“There are people here today who were very disappointed about what happened with the prior administration. It was my job to clean that up,” Spitzer said, pausing again as the competing noise between protesters and his supporters erupted once more.
Other Spitzer critics held signs for Hector Hernandez, a Fullerton man who police shot and killed in front of his home in 2020 while he lay on the ground. Spitzer cleared the officer who shot Hernandez, Jonathan Ferrell, of any criminal culpability – a decision that’s roused continued protests by residents who live on his street.
Spitzer didn’t speak to the Hernandez shooting during his speech.
He mainly focused his remarks on victims of crime, that they should be defended even all the way through parole hearings for people in jail, saying the public needs someone like him to prevent their release.
“The public demands that after we get a conviction in a case, that we stand up in front of that parole board, and we continue to defend that case, and do everything we can to keep that person away from society,” Spitzer said.
He continued: “And yet, Mr. Gascón, Mr. Hardin, would abandon the victims in parole hearings.”
“You abandoned the victims,” a protester beside him shouted.
“What about the evidence for Hector Hernandez?” said another.
In a news release Wednesday afternoon, Spitzer accused Hardin of organizing the protestors.
“During the press conference, Spitzer’s woke opponent, Pete Hardin, reached a new low by sending a mob to harass, accost, intimidate, and shout down the women, victims, and victims’ family members in attendance. Witnesses even observed Hardin’s field organizer orchestrating the mob on site,” reads the news release.

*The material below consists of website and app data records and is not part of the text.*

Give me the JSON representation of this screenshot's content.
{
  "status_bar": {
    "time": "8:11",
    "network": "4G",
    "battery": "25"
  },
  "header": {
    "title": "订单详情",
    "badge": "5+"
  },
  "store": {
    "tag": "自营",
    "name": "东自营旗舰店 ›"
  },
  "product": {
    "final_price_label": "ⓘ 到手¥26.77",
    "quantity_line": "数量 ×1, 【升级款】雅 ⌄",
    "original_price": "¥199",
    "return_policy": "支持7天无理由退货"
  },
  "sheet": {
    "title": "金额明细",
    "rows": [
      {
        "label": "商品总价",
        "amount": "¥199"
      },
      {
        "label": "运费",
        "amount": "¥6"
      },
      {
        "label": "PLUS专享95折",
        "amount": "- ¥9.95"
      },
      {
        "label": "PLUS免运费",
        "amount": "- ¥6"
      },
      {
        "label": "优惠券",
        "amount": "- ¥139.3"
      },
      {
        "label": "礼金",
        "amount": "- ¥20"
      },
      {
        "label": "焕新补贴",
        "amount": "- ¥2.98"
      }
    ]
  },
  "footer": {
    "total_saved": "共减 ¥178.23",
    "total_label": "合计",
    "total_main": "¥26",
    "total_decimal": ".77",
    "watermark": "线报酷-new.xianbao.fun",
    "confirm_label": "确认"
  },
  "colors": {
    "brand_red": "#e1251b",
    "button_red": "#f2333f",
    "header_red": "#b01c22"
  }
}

Yet at his campaign event, Spitzer also said he “demanded” the event take place in the open, “to ensure that people who both supported me and oppose me could be in the same place at the same time.”